The Truth about the graduate market is that each year (recession or not) it has become tougher and tougher for both parties. For graduates because of the huge ‘supply’ and for employers because of both the ‘huge ‘supply’ and ‘demand’ for the best as more & more employers (be they a global business or small entrepreneurial start up) want to attract & recruit the strongest talent.
So what’s to be done?
As an undergraduate and graduate you need to answers the question ‘what more have you done?’ Or put another way, and to quote one of our keynotes from the recent Bright Futures employability conference we ran, graduates need to be asking ‘what do I need to do to work for you?’ NB For a FREE copy of our post conference report go to: http://brightfutures.co.uk/home/events/national-conferences/employability-conference.html

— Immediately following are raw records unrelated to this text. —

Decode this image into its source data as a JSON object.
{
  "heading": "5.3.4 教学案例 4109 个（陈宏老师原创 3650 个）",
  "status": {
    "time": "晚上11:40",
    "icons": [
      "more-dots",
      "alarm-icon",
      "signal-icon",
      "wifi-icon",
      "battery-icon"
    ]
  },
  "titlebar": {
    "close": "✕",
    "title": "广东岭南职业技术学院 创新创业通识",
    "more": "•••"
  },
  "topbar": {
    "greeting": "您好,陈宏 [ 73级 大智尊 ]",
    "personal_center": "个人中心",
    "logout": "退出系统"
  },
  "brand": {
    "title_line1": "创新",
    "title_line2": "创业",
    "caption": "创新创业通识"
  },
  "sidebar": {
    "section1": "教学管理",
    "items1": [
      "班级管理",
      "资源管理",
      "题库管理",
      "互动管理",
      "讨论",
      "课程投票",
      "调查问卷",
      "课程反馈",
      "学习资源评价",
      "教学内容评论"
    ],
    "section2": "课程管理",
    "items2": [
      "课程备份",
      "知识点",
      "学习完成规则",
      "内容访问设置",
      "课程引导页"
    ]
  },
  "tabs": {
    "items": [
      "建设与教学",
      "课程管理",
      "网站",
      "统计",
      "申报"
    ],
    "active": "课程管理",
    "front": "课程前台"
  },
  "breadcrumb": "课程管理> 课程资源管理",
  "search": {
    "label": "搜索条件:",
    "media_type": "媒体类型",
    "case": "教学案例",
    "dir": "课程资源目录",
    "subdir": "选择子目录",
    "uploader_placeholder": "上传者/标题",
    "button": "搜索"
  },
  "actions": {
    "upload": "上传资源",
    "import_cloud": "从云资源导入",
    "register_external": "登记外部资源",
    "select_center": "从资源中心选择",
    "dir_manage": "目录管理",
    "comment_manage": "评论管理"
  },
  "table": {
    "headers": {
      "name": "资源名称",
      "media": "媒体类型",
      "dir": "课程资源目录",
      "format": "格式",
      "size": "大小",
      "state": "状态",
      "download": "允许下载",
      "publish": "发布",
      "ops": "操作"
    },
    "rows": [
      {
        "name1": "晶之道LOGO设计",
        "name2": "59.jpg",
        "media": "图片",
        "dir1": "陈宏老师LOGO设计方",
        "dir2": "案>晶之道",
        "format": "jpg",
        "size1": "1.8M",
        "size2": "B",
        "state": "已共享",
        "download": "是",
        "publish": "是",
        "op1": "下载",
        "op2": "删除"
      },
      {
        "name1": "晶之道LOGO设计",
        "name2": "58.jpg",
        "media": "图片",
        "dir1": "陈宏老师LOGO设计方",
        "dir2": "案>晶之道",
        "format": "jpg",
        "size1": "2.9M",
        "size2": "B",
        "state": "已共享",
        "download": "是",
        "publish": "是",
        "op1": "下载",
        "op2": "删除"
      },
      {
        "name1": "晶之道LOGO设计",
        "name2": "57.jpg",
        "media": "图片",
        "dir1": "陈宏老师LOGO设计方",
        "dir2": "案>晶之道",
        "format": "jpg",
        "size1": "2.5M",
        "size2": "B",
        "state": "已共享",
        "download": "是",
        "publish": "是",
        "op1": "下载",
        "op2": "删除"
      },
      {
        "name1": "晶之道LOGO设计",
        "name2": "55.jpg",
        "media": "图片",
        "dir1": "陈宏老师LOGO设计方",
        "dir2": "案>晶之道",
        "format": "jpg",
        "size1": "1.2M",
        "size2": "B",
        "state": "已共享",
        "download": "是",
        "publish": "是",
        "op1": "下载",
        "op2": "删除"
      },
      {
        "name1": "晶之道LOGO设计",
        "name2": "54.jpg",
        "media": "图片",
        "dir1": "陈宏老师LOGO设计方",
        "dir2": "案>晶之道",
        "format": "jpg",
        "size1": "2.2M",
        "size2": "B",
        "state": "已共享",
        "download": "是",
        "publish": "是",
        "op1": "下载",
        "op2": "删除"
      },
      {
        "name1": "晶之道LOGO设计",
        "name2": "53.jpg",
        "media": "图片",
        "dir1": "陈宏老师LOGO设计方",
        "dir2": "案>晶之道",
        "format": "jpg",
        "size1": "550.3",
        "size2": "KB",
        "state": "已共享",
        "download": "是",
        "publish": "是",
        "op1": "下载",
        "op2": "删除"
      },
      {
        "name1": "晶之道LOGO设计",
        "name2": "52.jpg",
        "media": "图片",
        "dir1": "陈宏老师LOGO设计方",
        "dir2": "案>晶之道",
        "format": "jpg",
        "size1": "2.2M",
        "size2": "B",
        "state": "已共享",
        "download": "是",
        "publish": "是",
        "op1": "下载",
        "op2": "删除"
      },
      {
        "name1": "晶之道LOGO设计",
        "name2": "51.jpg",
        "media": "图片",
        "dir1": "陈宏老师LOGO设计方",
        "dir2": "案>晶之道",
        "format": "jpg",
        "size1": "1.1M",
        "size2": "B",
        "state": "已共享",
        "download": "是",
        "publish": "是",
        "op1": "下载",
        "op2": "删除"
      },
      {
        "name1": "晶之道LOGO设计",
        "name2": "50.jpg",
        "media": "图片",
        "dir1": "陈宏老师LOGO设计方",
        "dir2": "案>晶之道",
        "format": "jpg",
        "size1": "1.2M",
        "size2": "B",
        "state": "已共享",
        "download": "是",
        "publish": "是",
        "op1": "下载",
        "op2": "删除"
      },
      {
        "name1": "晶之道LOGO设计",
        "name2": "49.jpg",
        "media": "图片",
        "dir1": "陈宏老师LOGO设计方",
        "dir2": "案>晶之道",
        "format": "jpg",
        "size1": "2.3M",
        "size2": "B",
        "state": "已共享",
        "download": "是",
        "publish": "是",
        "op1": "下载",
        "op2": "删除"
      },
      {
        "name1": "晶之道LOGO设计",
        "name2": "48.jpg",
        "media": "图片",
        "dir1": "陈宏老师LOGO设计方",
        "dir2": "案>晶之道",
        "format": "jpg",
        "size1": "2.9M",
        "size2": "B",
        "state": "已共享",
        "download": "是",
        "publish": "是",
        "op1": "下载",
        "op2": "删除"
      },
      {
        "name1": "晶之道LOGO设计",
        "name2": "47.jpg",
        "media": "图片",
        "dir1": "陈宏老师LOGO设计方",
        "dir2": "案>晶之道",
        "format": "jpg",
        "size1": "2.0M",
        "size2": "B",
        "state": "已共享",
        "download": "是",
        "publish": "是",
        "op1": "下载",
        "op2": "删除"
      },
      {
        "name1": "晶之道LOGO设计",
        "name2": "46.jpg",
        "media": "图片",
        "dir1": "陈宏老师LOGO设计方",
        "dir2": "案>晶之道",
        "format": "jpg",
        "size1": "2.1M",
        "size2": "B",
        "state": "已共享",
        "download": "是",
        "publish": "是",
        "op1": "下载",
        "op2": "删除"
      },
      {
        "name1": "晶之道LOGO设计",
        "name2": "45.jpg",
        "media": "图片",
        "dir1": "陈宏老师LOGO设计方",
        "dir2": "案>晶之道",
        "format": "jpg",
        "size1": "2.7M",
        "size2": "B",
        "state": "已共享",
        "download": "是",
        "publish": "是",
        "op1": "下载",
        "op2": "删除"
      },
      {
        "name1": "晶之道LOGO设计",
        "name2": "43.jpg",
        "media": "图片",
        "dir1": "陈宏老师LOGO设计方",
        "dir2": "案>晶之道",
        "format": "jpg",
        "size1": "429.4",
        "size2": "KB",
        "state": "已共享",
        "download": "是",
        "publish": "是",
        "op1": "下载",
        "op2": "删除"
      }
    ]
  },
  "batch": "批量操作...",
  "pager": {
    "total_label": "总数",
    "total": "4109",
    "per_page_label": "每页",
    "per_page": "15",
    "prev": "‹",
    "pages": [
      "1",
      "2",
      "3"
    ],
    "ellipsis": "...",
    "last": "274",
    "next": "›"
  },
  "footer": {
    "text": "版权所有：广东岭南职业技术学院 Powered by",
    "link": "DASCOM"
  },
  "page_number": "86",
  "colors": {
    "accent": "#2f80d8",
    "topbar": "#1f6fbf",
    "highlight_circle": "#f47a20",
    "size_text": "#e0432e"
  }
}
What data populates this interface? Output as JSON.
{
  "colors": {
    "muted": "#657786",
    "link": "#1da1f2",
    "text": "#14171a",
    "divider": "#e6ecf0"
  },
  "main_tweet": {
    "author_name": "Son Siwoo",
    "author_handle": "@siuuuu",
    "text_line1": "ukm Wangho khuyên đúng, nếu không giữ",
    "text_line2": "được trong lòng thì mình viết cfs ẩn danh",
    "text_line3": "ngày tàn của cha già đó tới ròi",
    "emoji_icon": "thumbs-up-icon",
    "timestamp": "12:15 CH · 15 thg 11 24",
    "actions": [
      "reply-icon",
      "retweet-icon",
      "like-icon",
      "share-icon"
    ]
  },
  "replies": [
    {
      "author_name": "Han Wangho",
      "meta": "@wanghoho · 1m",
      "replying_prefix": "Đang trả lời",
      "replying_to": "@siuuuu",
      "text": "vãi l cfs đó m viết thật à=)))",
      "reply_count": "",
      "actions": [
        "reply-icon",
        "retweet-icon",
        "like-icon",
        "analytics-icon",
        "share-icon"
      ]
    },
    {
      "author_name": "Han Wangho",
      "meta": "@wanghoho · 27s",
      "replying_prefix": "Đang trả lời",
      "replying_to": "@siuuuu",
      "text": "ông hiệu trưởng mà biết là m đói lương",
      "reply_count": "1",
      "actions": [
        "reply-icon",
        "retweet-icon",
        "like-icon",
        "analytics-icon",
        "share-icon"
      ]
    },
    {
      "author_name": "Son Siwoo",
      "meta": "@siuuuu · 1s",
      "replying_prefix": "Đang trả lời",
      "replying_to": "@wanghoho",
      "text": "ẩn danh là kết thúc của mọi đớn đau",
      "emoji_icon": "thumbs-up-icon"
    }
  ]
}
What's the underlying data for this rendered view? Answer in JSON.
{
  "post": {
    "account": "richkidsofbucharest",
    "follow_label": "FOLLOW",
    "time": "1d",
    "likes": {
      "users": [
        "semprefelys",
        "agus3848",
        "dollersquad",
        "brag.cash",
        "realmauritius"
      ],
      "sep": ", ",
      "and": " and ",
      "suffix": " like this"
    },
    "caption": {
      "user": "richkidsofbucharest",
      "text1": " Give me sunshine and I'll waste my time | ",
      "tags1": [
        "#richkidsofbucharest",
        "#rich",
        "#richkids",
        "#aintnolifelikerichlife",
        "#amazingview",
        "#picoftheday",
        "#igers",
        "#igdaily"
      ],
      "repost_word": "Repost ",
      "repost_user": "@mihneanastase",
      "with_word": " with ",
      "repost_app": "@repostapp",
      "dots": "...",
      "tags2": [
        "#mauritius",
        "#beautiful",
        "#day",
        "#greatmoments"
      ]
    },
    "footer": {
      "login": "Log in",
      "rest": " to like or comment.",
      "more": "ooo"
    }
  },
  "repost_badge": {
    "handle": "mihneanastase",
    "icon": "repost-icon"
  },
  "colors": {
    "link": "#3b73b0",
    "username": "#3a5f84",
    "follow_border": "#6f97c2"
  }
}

And as an employer, find ways to spot talent early and build a relationship with that talent, both online & face to face on campus – because in today’s world it is not about how do you generate applicants but rather how do you generate ‘fewer and better applicants’.
It is rare to find an undergraduate or graduate today who does not know that getting a degree is no longer enough to secure a graduate job – which is great news that this hugely important message has got through to so many.
Students know they need to have more on their CV (as well as academic success) such as work experience, volunteering or charity work, society involvement, music, sport, the list goes on. But speaking to students who are exasperated and hugely disappointed that they are still being rejected despite having all these things on their CV brings up a worrying issue and the next big challenge facing Students, Graduates, Universities and Employers – namely that these additional CV items are becoming a ‘tick box ‘ activity for students to achieve. And to reinforce this concern our recruiter clients are beginning to spot this too, so that despite a great looking CV, with all these extras, students are still failing at interview.
So why despite all these great ‘full’ Cvs are they failing? My sense is that the piece of the jisaw being missed in the message to students is that it is how they have developed as a result of these great experiences that matter, not the experiences alone. Students need to learn how to draw out the qualities / abilities / skills / competencies (call them what you will) developed as a result of these experiences; show how they have become more ’rounded and grounded’ (to quote a recent CBI report) and that, as a result, they have become more resilient, more flexible and more able to take on challenges that the working world will throw at them.
Life at University through both the curriculum and extra curricula opportunities on offer provides the potential for a hugely rich and transformative experience (and not to mention nor forget fun experience too). Students need to make the most of these often once in a lifetime opporutnities and not just put it on their CV but reflect on their wide varaiety of experiences to demonstrate how they have developed and are ready for the world and life after University, and for many into work.